"The crowd loves it," Halmes says. "We have a lot of participation with that."
The North Franklin Rodeo, which took place June 7-8 this year, features two grand entries: a stick horse grand entry followed by the main grand entry.
The stick horse grand entry is geared toward kids who are too young to ride, or who don't have a horse and have always dreamed of having one, Halmes says. Halmes also says that Miss North Franklin County Rodeo Queen leads the stick horse procession, which the children love.
The main grand entry features mounted riders circling the arena while displaying colorful flags and banners. This not only gives the audience a chance to see all of the participants but also is an exciting welcome to the rodeo.
Rick Culver, the executive director for the Rodeo of the Ozarks, says he thinks young rodeo goers always enjoy the bareback riding and barrel racing. Both are exhilarating events that showcase not only a rider's skill, but also a horse's athleticism.
Culver and Halmes both says that bull riding probably remains the most popular event at each rodeo.

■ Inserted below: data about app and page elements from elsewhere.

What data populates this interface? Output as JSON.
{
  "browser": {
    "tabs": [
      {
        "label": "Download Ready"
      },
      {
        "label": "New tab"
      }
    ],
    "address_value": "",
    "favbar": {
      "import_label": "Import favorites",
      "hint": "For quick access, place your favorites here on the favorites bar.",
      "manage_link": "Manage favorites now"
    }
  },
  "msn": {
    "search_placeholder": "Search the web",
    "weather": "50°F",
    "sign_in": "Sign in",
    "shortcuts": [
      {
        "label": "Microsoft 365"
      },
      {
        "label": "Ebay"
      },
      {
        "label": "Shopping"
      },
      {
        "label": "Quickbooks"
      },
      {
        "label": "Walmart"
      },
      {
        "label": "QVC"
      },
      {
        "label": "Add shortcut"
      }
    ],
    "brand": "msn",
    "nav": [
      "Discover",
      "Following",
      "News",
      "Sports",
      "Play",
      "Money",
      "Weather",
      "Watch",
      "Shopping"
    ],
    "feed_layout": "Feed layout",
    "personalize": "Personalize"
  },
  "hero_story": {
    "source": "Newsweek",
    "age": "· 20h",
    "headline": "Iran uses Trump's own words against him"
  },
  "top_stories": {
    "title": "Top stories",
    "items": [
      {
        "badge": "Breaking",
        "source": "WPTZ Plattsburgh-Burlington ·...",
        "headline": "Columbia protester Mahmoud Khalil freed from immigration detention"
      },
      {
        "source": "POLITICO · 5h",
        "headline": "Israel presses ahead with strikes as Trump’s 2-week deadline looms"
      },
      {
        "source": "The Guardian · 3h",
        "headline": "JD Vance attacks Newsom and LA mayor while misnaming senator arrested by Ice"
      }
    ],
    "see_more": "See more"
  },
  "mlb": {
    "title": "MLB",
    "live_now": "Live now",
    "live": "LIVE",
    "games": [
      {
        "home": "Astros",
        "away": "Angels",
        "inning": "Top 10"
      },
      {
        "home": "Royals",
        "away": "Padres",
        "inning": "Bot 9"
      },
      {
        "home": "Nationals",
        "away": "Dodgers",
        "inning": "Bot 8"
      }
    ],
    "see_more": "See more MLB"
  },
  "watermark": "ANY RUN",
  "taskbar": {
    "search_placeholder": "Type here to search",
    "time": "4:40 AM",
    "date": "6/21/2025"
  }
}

"You're only looking at eight seconds," Halmes says. "But it's an action-packed eight seconds."
Judy Canant, secretary for the Arkansas Rodeo Association, says she thinks children who like animals enjoy participating in the calf scramble, in which kids ages 12 and younger chase calves with ribbons on their tails. Many rodeos have this event, as it is both entertaining and allows the children another chance to be a part of the performance. The first three kids to return with a ribbon at the Rodeo of the Ozarks calf scramble win a cash prize.
Halmes says the North Franklin County Fair Rodeo tries to have a lot of events for children that allow them to participate in the rodeo free of charge. The junior rodeo clown contest is another example of such an event. In this contest, children are judged as they come through the rodeo parade, which travels through downtown Ozark. The best clown receives a trophy belt buckle, she says.
"It seems to be kind of unique to our rodeo," Halmes says.
While the animals and competitions are fun, Canant says the best part of the rodeo is the people.
"You not only become friends, but family, with the people you meet while rodeoing," Canant says. "Sometimes, you are closer to your rodeo family than your real family."
Rodeo of the Ozarks
WHEN — Gates open at 6 p.m. June 26-29
WHERE — Parsons Stadium in Springdale
COST — $7-$38
INFO — 756-0464, rodeooftheozarks.org
NAN What's Up on 06/16/2019
Print Headline: Rope 'Em Early